Our take: While the unemployment rate is at a record-breaking low, we expect to see more reports like this that start to pinpoint geographical opportunities—for both businesses and workers—at an industry level.
2. Skills shortage tops the worry list.
While the economy has been a longtime, post-recession concern for manufacturers, the tides have certainly turned. The monthly ISM index has reported manufacturing job growth for 15 straight months, adding 138,000 so far in 2017. This economic optimism is on display in the ASQ 2018 Manufacturing Outlook Survey. For the last five years, manufacturers have listed the economy as their biggest challenge, but this year it’s the shortage of skilled workers. According to the report, 41% of manufacturers are worried about finding qualified workers, while the economy ranked second at 30%.
Our take: The skills shortage isn’t new, but what is less understood is the role of technology, artificial intelligence and robotics in bridging the gap. We expect there to be more clarity around this in 2018.

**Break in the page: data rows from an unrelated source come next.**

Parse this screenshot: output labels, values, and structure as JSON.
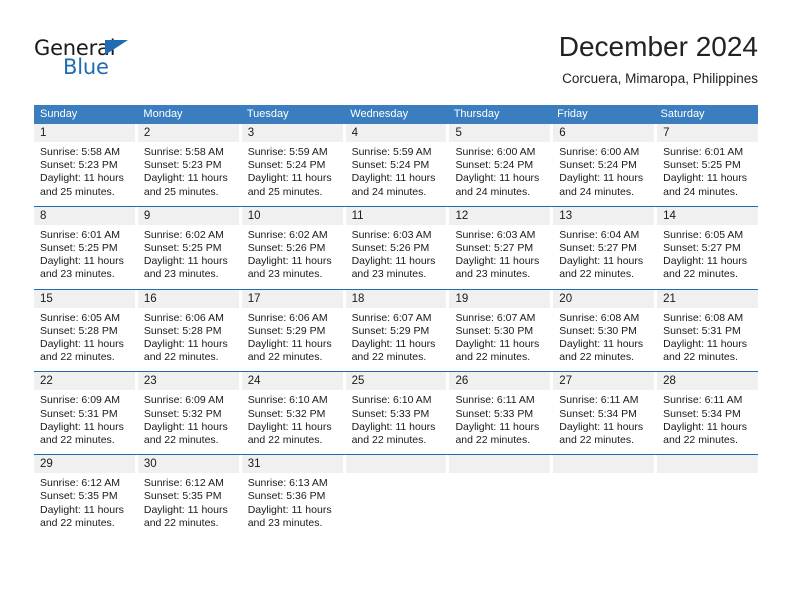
{
  "brand": {
    "name_part1": "General",
    "name_part2": "Blue",
    "accent_color": "#1f6cb4"
  },
  "header": {
    "title": "December 2024",
    "subtitle": "Corcuera, Mimaropa, Philippines"
  },
  "calendar": {
    "header_bg": "#3a7ebf",
    "day_number_bg": "#f0f0f0",
    "row_divider_color": "#1f6cb4",
    "weekday_headers": [
      "Sunday",
      "Monday",
      "Tuesday",
      "Wednesday",
      "Thursday",
      "Friday",
      "Saturday"
    ],
    "weeks": [
      [
        {
          "day": "1",
          "sunrise": "Sunrise: 5:58 AM",
          "sunset": "Sunset: 5:23 PM",
          "daylight": "Daylight: 11 hours and 25 minutes."
        },
        {
          "day": "2",
          "sunrise": "Sunrise: 5:58 AM",
          "sunset": "Sunset: 5:23 PM",
          "daylight": "Daylight: 11 hours and 25 minutes."
        },
        {
          "day": "3",
          "sunrise": "Sunrise: 5:59 AM",
          "sunset": "Sunset: 5:24 PM",
          "daylight": "Daylight: 11 hours and 25 minutes."
        },
        {
          "day": "4",
          "sunrise": "Sunrise: 5:59 AM",
          "sunset": "Sunset: 5:24 PM",
          "daylight": "Daylight: 11 hours and 24 minutes."
        },
        {
          "day": "5",
          "sunrise": "Sunrise: 6:00 AM",
          "sunset": "Sunset: 5:24 PM",
          "daylight": "Daylight: 11 hours and 24 minutes."
        },
        {
          "day": "6",
          "sunrise": "Sunrise: 6:00 AM",
          "sunset": "Sunset: 5:24 PM",
          "daylight": "Daylight: 11 hours and 24 minutes."
        },
        {
          "day": "7",
          "sunrise": "Sunrise: 6:01 AM",
          "sunset": "Sunset: 5:25 PM",
          "daylight": "Daylight: 11 hours and 24 minutes."
        }
      ],
      [
        {
          "day": "8",
          "sunrise": "Sunrise: 6:01 AM",
          "sunset": "Sunset: 5:25 PM",
          "daylight": "Daylight: 11 hours and 23 minutes."
        },
        {
          "day": "9",
          "sunrise": "Sunrise: 6:02 AM",
          "sunset": "Sunset: 5:25 PM",
          "daylight": "Daylight: 11 hours and 23 minutes."
        },
        {
          "day": "10",
          "sunrise": "Sunrise: 6:02 AM",
          "sunset": "Sunset: 5:26 PM",
          "daylight": "Daylight: 11 hours and 23 minutes."
        },
        {
          "day": "11",
          "sunrise": "Sunrise: 6:03 AM",
          "sunset": "Sunset: 5:26 PM",
          "daylight": "Daylight: 11 hours and 23 minutes."
        },
        {
          "day": "12",
          "sunrise": "Sunrise: 6:03 AM",
          "sunset": "Sunset: 5:27 PM",
          "daylight": "Daylight: 11 hours and 23 minutes."
        },
        {
          "day": "13",
          "sunrise": "Sunrise: 6:04 AM",
          "sunset": "Sunset: 5:27 PM",
          "daylight": "Daylight: 11 hours and 22 minutes."
        },
        {
          "day": "14",
          "sunrise": "Sunrise: 6:05 AM",
          "sunset": "Sunset: 5:27 PM",
          "daylight": "Daylight: 11 hours and 22 minutes."
        }
      ],
      [
        {
          "day": "15",
          "sunrise": "Sunrise: 6:05 AM",
          "sunset": "Sunset: 5:28 PM",
          "daylight": "Daylight: 11 hours and 22 minutes."
        },
        {
          "day": "16",
          "sunrise": "Sunrise: 6:06 AM",
          "sunset": "Sunset: 5:28 PM",
          "daylight": "Daylight: 11 hours and 22 minutes."
        },
        {
          "day": "17",
          "sunrise": "Sunrise: 6:06 AM",
          "sunset": "Sunset: 5:29 PM",
          "daylight": "Daylight: 11 hours and 22 minutes."
        },
        {
          "day": "18",
          "sunrise": "Sunrise: 6:07 AM",
          "sunset": "Sunset: 5:29 PM",
          "daylight": "Daylight: 11 hours and 22 minutes."
        },
        {
          "day": "19",
          "sunrise": "Sunrise: 6:07 AM",
          "sunset": "Sunset: 5:30 PM",
          "daylight": "Daylight: 11 hours and 22 minutes."
        },
        {
          "day": "20",
          "sunrise": "Sunrise: 6:08 AM",
          "sunset": "Sunset: 5:30 PM",
          "daylight": "Daylight: 11 hours and 22 minutes."
        },
        {
          "day": "21",
          "sunrise": "Sunrise: 6:08 AM",
          "sunset": "Sunset: 5:31 PM",
          "daylight": "Daylight: 11 hours and 22 minutes."
        }
      ],
      [
        {
          "day": "22",
          "sunrise": "Sunrise: 6:09 AM",
          "sunset": "Sunset: 5:31 PM",
          "daylight": "Daylight: 11 hours and 22 minutes."
        },
        {
          "day": "23",
          "sunrise": "Sunrise: 6:09 AM",
          "sunset": "Sunset: 5:32 PM",
          "daylight": "Daylight: 11 hours and 22 minutes."
        },
        {
          "day": "24",
          "sunrise": "Sunrise: 6:10 AM",
          "sunset": "Sunset: 5:32 PM",
          "daylight": "Daylight: 11 hours and 22 minutes."
        },
        {
          "day": "25",
          "sunrise": "Sunrise: 6:10 AM",
          "sunset": "Sunset: 5:33 PM",
          "daylight": "Daylight: 11 hours and 22 minutes."
        },
        {
          "day": "26",
          "sunrise": "Sunrise: 6:11 AM",
          "sunset": "Sunset: 5:33 PM",
          "daylight": "Daylight: 11 hours and 22 minutes."
        },
        {
          "day": "27",
          "sunrise": "Sunrise: 6:11 AM",
          "sunset": "Sunset: 5:34 PM",
          "daylight": "Daylight: 11 hours and 22 minutes."
        },
        {
          "day": "28",
          "sunrise": "Sunrise: 6:11 AM",
          "sunset": "Sunset: 5:34 PM",
          "daylight": "Daylight: 11 hours and 22 minutes."
        }
      ],
      [
        {
          "day": "29",
          "sunrise": "Sunrise: 6:12 AM",
          "sunset": "Sunset: 5:35 PM",
          "daylight": "Daylight: 11 hours and 22 minutes."
        },
        {
          "day": "30",
          "sunrise": "Sunrise: 6:12 AM",
          "sunset": "Sunset: 5:35 PM",
          "daylight": "Daylight: 11 hours and 22 minutes."
        },
        {
          "day": "31",
          "sunrise": "Sunrise: 6:13 AM",
          "sunset": "Sunset: 5:36 PM",
          "daylight": "Daylight: 11 hours and 23 minutes."
        },
        {
          "day": "",
          "sunrise": "",
          "sunset": "",
          "daylight": ""
        },
        {
          "day": "",
          "sunrise": "",
          "sunset": "",
          "daylight": ""
        },
        {
          "day": "",
          "sunrise": "",
          "sunset": "",
          "daylight": ""
        },
        {
          "day": "",
          "sunrise": "",
          "sunset": "",
          "daylight": ""
        }
      ]
    ]
  }
}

3. Manufacturers are taking matters into their own hands to meet demand.
That same ASQ report listed above shared the ways that employers are combatting this skills gap, and not surprisingly, using temporary workers is the most popular strategy. The biggest percentage of respondents (39%) turn to staffing agencies for help filling roles while a few are using enhanced benefits packages to attract full-time hires (15%). To solve the bigger problem at large, 30% of surveyed manufacturers are partnering with local colleges to teach the skills that today’s workers are lacking. Other programs, such as LIFT the TriState, focus on re-skilling un- and under-employed adults so they may enter the manufacturing field.
Our take: The staffing industry is all about creating opportunities for employment. Manufacturers, staffing firms and community organizations will continue to come together around a common goal to help both businesses and the workers themselves thrive.
Skills Gap Podcast
We covered a lot of these staffing for manufacturing topics when we sat down recently for the Recruitment Innovation Exchange. Listen to the podcast for more about the skills gap and how BelFlex is helping to address it.